Element data from apps and pages:

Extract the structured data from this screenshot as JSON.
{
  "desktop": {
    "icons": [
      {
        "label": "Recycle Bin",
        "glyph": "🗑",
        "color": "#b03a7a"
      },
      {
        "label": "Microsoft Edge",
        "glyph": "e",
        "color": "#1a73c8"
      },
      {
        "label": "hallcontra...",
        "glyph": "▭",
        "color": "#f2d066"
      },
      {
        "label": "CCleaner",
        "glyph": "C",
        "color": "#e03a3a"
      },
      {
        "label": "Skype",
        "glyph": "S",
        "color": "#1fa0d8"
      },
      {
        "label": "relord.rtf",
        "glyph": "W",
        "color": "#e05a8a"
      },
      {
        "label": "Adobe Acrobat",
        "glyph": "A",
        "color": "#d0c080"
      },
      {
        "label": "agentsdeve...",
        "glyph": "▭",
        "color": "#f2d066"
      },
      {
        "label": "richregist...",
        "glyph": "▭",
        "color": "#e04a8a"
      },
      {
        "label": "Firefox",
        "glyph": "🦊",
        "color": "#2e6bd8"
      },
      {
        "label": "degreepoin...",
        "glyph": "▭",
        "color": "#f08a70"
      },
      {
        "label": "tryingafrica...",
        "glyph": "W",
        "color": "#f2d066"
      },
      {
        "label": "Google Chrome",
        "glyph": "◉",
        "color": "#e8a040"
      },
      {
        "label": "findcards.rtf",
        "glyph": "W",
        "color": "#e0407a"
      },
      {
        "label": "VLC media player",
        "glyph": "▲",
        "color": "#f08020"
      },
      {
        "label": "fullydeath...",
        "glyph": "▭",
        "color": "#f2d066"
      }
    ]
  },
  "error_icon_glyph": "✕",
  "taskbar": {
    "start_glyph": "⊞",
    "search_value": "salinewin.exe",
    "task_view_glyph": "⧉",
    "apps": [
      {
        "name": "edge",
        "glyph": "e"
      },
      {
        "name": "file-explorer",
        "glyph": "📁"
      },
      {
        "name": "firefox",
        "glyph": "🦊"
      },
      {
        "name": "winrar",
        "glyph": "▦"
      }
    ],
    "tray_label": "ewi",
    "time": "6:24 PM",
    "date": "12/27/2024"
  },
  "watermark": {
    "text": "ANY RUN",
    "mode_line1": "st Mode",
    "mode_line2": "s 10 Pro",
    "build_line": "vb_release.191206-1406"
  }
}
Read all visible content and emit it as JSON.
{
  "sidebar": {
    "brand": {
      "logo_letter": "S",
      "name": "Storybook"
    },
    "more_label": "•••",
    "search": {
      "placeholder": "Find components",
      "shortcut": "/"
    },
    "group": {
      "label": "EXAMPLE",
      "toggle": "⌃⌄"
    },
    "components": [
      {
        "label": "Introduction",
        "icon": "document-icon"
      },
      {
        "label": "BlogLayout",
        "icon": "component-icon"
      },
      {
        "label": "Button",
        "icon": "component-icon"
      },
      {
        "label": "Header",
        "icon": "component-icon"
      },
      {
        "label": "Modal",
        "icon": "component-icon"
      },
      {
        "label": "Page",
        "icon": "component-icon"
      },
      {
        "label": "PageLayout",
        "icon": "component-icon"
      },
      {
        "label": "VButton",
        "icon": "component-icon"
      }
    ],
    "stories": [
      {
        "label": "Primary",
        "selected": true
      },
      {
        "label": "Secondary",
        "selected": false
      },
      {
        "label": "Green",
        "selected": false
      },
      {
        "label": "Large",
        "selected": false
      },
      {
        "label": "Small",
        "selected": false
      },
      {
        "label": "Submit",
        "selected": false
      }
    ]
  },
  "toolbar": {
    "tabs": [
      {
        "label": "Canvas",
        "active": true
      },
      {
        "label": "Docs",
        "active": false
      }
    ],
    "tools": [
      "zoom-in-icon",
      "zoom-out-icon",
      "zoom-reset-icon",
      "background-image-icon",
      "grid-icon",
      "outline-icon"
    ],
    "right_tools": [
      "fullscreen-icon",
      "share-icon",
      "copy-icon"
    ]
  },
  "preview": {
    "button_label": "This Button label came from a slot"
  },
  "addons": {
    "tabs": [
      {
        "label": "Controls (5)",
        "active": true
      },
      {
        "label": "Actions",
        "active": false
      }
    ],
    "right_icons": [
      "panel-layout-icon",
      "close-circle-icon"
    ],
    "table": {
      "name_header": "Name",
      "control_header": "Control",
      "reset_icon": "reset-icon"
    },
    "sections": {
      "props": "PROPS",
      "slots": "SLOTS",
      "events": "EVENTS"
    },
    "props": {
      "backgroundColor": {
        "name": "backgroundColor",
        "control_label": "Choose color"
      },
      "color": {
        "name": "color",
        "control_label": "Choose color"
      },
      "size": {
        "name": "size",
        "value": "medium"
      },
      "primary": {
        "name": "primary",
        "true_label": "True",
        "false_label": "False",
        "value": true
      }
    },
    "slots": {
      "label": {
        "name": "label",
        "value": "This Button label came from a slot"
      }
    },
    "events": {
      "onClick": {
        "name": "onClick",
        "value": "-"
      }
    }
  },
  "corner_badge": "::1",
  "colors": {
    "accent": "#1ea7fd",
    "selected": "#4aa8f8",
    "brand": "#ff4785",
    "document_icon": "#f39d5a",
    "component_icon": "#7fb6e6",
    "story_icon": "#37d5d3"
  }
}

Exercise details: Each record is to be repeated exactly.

Your response:
Extract the structured data from this screenshot as JSON.
{
  "desktop": {
    "icons": [
      {
        "label": "Recycle Bin",
        "glyph": "🗑",
        "color": "#b03a7a"
      },
      {
        "label": "Microsoft Edge",
        "glyph": "e",
        "color": "#1a73c8"
      },
      {
        "label": "hallcontra...",
        "glyph": "▭",
        "color": "#f2d066"
      },
      {
        "label": "CCleaner",
        "glyph": "C",
        "color": "#e03a3a"
      },
      {
        "label": "Skype",
        "glyph": "S",
        "color": "#1fa0d8"
      },
      {
        "label": "relord.rtf",
        "glyph": "W",
        "color": "#e05a8a"
      },
      {
        "label": "Adobe Acrobat",
        "glyph": "A",
        "color": "#d0c080"
      },
      {
        "label": "agentsdeve...",
        "glyph": "▭",
        "color": "#f2d066"
      },
      {
        "label": "richregist...",
        "glyph": "▭",
        "color": "#e04a8a"
      },
      {
        "label": "Firefox",
        "glyph": "🦊",
        "color": "#2e6bd8"
      },
      {
        "label": "degreepoin...",
        "glyph": "▭",
        "color": "#f08a70"
      },
      {
        "label": "tryingafrica...",
        "glyph": "W",
        "color": "#f2d066"
      },
      {
        "label": "Google Chrome",
        "glyph": "◉",
        "color": "#e8a040"
      },
      {
        "label": "findcards.rtf",
        "glyph": "W",
        "color": "#e0407a"
      },
      {
        "label": "VLC media player",
        "glyph": "▲",
        "color": "#f08020"
      },
      {
        "label": "fullydeath...",
        "glyph": "▭",
        "color": "#f2d066"
      }
    ]
  },
  "error_icon_glyph": "✕",
  "taskbar": {
    "start_glyph": "⊞",
    "search_value": "salinewin.exe",
    "task_view_glyph": "⧉",
    "apps": [
      {
        "name": "edge",
        "glyph": "e"
      },
      {
        "name": "file-explorer",
        "glyph": "📁"
      },
      {
        "name": "firefox",
        "glyph": "🦊"
      },
      {
        "name": "winrar",
        "glyph": "▦"
      }
    ],
    "tray_label": "ewi",
    "time": "6:24 PM",
    "date": "12/27/2024"
  },
  "watermark": {
    "text": "ANY RUN",
    "mode_line1": "st Mode",
    "mode_line2": "s 10 Pro",
    "build_line": "vb_release.191206-1406"
  }
}
Read all visible content and emit it as JSON.
{
  "sidebar": {
    "brand": {
      "logo_letter": "S",
      "name": "Storybook"
    },
    "more_label": "•••",
    "search": {
      "placeholder": "Find components",
      "shortcut": "/"
    },
    "group": {
      "label": "EXAMPLE",
      "toggle": "⌃⌄"
    },
    "components": [
      {
        "label": "Introduction",
        "icon": "document-icon"
      },
      {
        "label": "BlogLayout",
        "icon": "component-icon"
      },
      {
        "label": "Button",
        "icon": "component-icon"
      },
      {
        "label": "Header",
        "icon": "component-icon"
      },
      {
        "label": "Modal",
        "icon": "component-icon"
      },
      {
        "label": "Page",
        "icon": "component-icon"
      },
      {
        "label": "PageLayout",
        "icon": "component-icon"
      },
      {
        "label": "VButton",
        "icon": "component-icon"
      }
    ],
    "stories": [
      {
        "label": "Primary",
        "selected": true
      },
      {
        "label": "Secondary",
        "selected": false
      },
      {
        "label": "Green",
        "selected": false
      },
      {
        "label": "Large",
        "selected": false
      },
      {
        "label": "Small",
        "selected": false
      },
      {
        "label": "Submit",
        "selected": false
      }
    ]
  },
  "toolbar": {
    "tabs": [
      {
        "label": "Canvas",
        "active": true
      },
      {
        "label": "Docs",
        "active": false
      }
    ],
    "tools": [
      "zoom-in-icon",
      "zoom-out-icon",
      "zoom-reset-icon",
      "background-image-icon",
      "grid-icon",
      "outline-icon"
    ],
    "right_tools": [
      "fullscreen-icon",
      "share-icon",
      "copy-icon"
    ]
  },
  "preview": {
    "button_label": "This Button label came from a slot"
  },
  "addons": {
    "tabs": [
      {
        "label": "Controls (5)",
        "active": true
      },
      {
        "label": "Actions",
        "active": false
      }
    ],
    "right_icons": [
      "panel-layout-icon",
      "close-circle-icon"
    ],
    "table": {
      "name_header": "Name",
      "control_header": "Control",
      "reset_icon": "reset-icon"
    },
    "sections": {
      "props": "PROPS",
      "slots": "SLOTS",
      "events": "EVENTS"
    },
    "props": {
      "backgroundColor": {
        "name": "backgroundColor",
        "control_label": "Choose color"
      },
      "color": {
        "name": "color",
        "control_label": "Choose color"
      },
      "size": {
        "name": "size",
        "value": "medium"
      },
      "primary": {
        "name": "primary",
        "true_label": "True",
        "false_label": "False",
        "value": true
      }
    },
    "slots": {
      "label": {
        "name": "label",
        "value": "This Button label came from a slot"
      }
    },
    "events": {
      "onClick": {
        "name": "onClick",
        "value": "-"
      }
    }
  },
  "corner_badge": "::1",
  "colors": {
    "accent": "#1ea7fd",
    "selected": "#4aa8f8",
    "brand": "#ff4785",
    "document_icon": "#f39d5a",
    "component_icon": "#7fb6e6",
    "story_icon": "#37d5d3"
  }
}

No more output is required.